--- What you are asked to do ---
Every entry below is to be retyped exactly as it stands.

--- Data excerpts ---

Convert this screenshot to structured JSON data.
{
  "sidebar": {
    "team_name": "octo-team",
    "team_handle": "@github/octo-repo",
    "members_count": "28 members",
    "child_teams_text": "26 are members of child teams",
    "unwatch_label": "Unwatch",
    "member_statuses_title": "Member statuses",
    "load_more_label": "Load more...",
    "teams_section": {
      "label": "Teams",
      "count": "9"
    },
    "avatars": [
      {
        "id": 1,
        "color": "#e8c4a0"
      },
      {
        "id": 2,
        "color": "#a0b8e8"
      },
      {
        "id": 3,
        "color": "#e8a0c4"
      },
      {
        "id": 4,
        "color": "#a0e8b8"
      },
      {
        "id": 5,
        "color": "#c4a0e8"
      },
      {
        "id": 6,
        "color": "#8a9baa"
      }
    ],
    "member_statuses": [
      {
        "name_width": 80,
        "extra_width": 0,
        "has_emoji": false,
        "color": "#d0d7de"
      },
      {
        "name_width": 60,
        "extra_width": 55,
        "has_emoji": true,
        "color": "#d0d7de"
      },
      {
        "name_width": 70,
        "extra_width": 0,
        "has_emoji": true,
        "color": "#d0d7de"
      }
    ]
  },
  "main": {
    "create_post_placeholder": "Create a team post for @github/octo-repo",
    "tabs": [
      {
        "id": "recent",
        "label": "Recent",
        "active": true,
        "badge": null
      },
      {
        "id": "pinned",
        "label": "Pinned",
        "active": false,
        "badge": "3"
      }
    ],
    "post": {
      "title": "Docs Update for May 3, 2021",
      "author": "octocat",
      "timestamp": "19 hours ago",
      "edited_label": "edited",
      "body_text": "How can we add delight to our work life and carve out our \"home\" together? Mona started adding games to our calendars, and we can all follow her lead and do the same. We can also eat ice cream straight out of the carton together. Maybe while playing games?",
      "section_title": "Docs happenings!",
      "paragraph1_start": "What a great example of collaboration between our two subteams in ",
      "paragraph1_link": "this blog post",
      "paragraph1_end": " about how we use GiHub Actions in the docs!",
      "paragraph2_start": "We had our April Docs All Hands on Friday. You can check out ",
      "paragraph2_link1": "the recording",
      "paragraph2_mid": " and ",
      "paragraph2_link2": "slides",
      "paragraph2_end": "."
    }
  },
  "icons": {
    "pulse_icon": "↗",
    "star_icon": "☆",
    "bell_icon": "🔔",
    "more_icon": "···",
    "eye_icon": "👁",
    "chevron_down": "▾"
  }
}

--- Solution to this problem ---
Convert this screenshot to structured JSON data.
{
  "sidebar": {
    "team_name": "octo-team",
    "team_handle": "@github/octo-repo",
    "members_count": "28 members",
    "child_teams_text": "26 are members of child teams",
    "unwatch_label": "Unwatch",
    "member_statuses_title": "Member statuses",
    "load_more_label": "Load more...",
    "teams_section": {
      "label": "Teams",
      "count": "9"
    },
    "avatars": [
      {
        "id": 1,
        "color": "#e8c4a0"
      },
      {
        "id": 2,
        "color": "#a0b8e8"
      },
      {
        "id": 3,
        "color": "#e8a0c4"
      },
      {
        "id": 4,
        "color": "#a0e8b8"
      },
      {
        "id": 5,
        "color": "#c4a0e8"
      },
      {
        "id": 6,
        "color": "#8a9baa"
      }
    ],
    "member_statuses": [
      {
        "name_width": 80,
        "extra_width": 0,
        "has_emoji": false,
        "color": "#d0d7de"
      },
      {
        "name_width": 60,
        "extra_width": 55,
        "has_emoji": true,
        "color": "#d0d7de"
      },
      {
        "name_width": 70,
        "extra_width": 0,
        "has_emoji": true,
        "color": "#d0d7de"
      }
    ]
  },
  "main": {
    "create_post_placeholder": "Create a team post for @github/octo-repo",
    "tabs": [
      {
        "id": "recent",
        "label": "Recent",
        "active": true,
        "badge": null
      },
      {
        "id": "pinned",
        "label": "Pinned",
        "active": false,
        "badge": "3"
      }
    ],
    "post": {
      "title": "Docs Update for May 3, 2021",
      "author": "octocat",
      "timestamp": "19 hours ago",
      "edited_label": "edited",
      "body_text": "How can we add delight to our work life and carve out our \"home\" together? Mona started adding games to our calendars, and we can all follow her lead and do the same. We can also eat ice cream straight out of the carton together. Maybe while playing games?",
      "section_title": "Docs happenings!",
      "paragraph1_start": "What a great example of collaboration between our two subteams in ",
      "paragraph1_link": "this blog post",
      "paragraph1_end": " about how we use GiHub Actions in the docs!",
      "paragraph2_start": "We had our April Docs All Hands on Friday. You can check out ",
      "paragraph2_link1": "the recording",
      "paragraph2_mid": " and ",
      "paragraph2_link2": "slides",
      "paragraph2_end": "."
    }
  },
  "icons": {
    "pulse_icon": "↗",
    "star_icon": "☆",
    "bell_icon": "🔔",
    "more_icon": "···",
    "eye_icon": "👁",
    "chevron_down": "▾"
  }
}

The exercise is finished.